▶ DIRECTIONS FOR THIS TASK
Read through the lines below and copy the ones holding the string "author".

▶ DATA TO EXAMINE
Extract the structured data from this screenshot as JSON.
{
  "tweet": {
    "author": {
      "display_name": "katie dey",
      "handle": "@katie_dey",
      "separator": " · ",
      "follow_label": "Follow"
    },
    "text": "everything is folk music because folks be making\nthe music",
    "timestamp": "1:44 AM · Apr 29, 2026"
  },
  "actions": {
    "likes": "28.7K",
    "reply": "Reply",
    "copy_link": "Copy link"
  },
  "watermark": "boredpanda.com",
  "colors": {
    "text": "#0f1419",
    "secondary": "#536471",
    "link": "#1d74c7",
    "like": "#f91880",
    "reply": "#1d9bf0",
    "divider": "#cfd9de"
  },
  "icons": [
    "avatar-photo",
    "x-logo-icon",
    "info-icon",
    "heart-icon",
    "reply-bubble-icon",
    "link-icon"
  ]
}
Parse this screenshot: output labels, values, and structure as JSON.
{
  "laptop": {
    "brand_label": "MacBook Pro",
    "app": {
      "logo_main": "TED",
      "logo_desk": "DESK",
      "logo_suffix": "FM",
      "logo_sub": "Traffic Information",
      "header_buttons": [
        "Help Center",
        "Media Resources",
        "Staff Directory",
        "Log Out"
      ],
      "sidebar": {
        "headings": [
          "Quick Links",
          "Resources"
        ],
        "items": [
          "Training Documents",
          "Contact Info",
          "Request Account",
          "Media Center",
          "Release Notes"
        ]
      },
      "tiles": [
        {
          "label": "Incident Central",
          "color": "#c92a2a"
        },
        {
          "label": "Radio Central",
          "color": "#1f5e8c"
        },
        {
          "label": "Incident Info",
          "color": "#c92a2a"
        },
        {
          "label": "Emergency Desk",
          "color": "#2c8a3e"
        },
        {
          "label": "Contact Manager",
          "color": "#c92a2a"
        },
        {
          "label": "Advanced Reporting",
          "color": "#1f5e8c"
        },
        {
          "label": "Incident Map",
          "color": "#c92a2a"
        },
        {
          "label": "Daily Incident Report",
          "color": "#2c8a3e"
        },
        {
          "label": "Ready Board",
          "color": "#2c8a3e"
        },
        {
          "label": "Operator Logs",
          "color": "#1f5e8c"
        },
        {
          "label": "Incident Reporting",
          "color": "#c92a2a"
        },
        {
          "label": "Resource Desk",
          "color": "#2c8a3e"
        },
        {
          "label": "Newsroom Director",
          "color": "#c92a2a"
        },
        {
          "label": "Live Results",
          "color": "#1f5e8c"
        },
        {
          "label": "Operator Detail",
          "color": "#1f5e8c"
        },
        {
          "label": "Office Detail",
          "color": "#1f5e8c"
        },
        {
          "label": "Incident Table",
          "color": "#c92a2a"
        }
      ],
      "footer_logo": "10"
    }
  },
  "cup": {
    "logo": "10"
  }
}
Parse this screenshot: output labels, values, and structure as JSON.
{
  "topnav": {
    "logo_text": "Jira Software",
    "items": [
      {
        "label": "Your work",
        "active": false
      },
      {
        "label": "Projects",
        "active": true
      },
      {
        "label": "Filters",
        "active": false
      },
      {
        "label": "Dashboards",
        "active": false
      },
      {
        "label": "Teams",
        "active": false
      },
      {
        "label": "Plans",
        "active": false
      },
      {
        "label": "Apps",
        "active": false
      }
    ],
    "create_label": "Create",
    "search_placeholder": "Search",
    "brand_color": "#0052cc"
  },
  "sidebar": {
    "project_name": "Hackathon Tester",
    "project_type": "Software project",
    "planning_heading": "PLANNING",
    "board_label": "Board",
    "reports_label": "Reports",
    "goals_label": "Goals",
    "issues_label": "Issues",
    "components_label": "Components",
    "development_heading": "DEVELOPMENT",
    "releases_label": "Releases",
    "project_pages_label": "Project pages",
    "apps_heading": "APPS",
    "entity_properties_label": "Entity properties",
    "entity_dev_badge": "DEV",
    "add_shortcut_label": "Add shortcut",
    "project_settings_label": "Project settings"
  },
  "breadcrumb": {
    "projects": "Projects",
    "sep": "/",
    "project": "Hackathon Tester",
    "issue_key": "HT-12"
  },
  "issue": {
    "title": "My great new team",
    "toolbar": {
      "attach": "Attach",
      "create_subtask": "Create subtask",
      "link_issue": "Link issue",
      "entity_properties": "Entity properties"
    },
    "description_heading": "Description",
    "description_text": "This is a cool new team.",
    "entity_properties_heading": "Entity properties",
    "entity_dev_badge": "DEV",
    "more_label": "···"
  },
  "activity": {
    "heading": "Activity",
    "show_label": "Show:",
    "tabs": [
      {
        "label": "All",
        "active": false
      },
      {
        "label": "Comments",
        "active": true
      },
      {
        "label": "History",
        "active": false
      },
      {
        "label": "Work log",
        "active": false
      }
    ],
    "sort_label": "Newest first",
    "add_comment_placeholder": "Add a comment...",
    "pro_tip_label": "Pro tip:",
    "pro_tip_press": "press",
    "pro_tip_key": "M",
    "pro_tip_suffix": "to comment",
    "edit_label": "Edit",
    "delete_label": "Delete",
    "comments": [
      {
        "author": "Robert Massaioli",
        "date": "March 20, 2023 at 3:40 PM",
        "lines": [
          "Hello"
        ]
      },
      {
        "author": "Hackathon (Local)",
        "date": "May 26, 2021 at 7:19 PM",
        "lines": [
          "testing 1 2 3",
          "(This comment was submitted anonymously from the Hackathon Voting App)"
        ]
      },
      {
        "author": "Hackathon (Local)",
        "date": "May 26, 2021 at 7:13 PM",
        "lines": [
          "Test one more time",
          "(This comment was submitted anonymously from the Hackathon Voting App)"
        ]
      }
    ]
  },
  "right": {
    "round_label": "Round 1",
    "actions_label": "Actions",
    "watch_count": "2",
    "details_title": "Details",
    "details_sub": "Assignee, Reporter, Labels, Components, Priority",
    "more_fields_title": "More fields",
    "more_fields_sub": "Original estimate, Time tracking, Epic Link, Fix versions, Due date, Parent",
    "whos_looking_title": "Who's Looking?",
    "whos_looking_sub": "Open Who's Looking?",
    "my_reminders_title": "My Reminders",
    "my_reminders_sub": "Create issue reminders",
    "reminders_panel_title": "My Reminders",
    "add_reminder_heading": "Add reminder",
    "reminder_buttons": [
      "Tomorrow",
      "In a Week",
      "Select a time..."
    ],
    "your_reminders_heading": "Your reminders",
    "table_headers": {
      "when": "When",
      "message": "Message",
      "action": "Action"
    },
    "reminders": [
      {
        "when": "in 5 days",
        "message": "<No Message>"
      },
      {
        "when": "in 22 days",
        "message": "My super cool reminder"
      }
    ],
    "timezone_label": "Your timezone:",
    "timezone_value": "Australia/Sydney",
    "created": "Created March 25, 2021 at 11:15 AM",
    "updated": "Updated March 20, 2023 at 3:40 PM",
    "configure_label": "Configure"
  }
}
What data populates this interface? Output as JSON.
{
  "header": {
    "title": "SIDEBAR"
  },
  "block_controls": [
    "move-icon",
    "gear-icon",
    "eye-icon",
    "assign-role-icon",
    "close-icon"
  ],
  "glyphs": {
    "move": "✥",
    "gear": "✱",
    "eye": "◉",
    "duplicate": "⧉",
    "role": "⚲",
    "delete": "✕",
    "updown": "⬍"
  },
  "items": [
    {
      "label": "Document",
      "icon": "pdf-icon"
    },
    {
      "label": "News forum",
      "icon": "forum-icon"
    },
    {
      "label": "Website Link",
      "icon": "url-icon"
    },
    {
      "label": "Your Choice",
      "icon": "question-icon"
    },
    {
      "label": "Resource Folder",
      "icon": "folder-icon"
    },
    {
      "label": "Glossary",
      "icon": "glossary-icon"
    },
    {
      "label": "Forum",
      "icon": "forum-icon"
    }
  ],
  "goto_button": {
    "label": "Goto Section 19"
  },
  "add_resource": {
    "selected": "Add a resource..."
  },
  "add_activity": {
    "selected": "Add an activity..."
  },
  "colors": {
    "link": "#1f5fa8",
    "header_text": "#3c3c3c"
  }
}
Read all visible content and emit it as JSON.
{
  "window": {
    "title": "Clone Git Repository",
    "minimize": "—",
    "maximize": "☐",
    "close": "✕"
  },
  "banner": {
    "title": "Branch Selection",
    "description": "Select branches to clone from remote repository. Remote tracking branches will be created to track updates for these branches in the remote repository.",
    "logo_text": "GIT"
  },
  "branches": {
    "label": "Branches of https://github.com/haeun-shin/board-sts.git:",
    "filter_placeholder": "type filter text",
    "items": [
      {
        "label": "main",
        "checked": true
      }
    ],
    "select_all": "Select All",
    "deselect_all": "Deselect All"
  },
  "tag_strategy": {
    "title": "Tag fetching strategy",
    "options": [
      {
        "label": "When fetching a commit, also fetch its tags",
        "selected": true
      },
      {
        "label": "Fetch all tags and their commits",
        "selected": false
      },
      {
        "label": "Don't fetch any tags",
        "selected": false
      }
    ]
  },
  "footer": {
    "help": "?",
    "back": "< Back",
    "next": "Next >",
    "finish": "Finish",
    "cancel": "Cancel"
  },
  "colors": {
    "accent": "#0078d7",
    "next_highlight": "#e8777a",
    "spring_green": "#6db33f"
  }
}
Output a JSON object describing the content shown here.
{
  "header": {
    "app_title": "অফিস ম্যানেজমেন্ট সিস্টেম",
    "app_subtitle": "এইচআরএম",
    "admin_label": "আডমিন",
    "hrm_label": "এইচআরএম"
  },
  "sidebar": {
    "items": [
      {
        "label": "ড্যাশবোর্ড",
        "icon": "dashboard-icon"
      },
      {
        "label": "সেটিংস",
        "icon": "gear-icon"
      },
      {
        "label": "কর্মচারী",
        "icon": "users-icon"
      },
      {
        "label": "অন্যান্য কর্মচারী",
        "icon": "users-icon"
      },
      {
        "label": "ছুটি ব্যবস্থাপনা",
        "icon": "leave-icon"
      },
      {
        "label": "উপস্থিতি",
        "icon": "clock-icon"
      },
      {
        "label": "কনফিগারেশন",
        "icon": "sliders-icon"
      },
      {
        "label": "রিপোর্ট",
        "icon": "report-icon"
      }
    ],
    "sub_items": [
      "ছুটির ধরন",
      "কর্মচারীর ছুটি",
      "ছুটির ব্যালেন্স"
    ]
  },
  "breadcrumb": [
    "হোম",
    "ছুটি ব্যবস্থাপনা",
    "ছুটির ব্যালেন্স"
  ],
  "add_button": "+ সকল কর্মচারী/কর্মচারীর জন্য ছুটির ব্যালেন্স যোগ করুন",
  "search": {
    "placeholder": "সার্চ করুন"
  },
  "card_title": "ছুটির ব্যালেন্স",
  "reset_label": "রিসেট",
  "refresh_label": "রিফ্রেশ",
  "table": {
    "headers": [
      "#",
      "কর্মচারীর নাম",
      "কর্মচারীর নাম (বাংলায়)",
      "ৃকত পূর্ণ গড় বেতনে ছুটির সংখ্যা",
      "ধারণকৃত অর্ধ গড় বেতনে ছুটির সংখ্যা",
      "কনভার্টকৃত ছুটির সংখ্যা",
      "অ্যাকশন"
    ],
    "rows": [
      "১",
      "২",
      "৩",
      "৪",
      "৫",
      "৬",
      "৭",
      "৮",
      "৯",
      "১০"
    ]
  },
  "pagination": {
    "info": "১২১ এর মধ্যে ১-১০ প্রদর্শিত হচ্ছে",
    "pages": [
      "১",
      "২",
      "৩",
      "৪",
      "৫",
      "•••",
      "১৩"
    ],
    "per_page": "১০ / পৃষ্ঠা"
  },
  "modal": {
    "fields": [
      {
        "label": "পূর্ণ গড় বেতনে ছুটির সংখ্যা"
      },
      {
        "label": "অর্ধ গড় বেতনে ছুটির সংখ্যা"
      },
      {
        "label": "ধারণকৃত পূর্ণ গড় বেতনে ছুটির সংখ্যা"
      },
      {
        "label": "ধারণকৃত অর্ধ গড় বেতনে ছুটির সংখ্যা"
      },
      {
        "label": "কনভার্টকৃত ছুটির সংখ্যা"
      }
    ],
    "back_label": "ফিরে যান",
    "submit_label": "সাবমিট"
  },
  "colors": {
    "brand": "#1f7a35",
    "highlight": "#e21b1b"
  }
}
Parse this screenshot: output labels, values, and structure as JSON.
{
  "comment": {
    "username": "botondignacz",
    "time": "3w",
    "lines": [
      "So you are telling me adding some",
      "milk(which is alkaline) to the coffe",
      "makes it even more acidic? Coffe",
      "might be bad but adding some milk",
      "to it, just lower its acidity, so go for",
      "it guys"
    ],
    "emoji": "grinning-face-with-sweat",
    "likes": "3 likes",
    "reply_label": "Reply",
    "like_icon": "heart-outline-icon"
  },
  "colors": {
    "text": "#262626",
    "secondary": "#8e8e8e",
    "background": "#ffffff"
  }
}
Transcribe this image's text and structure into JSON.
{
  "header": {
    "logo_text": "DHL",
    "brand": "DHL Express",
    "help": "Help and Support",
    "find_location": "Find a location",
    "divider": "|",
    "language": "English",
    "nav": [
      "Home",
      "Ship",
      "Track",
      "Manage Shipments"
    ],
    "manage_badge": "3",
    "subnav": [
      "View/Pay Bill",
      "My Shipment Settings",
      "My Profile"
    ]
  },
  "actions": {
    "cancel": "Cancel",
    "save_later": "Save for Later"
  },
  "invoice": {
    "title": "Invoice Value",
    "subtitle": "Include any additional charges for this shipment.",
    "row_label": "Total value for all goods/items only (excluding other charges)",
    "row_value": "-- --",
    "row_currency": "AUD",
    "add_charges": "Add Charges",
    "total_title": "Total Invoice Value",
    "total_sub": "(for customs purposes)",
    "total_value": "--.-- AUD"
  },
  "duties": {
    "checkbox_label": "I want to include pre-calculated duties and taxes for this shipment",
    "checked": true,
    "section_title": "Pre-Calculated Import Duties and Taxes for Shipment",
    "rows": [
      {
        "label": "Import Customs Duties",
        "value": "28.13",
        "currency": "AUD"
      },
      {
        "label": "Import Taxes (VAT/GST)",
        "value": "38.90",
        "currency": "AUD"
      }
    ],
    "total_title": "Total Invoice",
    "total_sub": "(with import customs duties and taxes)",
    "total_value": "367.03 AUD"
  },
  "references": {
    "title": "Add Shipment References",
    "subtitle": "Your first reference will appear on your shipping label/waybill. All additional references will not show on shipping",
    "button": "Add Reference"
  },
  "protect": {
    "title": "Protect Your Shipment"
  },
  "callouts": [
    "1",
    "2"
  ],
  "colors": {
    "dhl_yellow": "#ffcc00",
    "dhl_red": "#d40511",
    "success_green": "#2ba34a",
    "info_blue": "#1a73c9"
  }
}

▶ OUTPUT BELOW
    "author": {
        "author": "Robert Massaioli",
        "author": "Hackathon (Local)",
        "author": "Hackathon (Local)",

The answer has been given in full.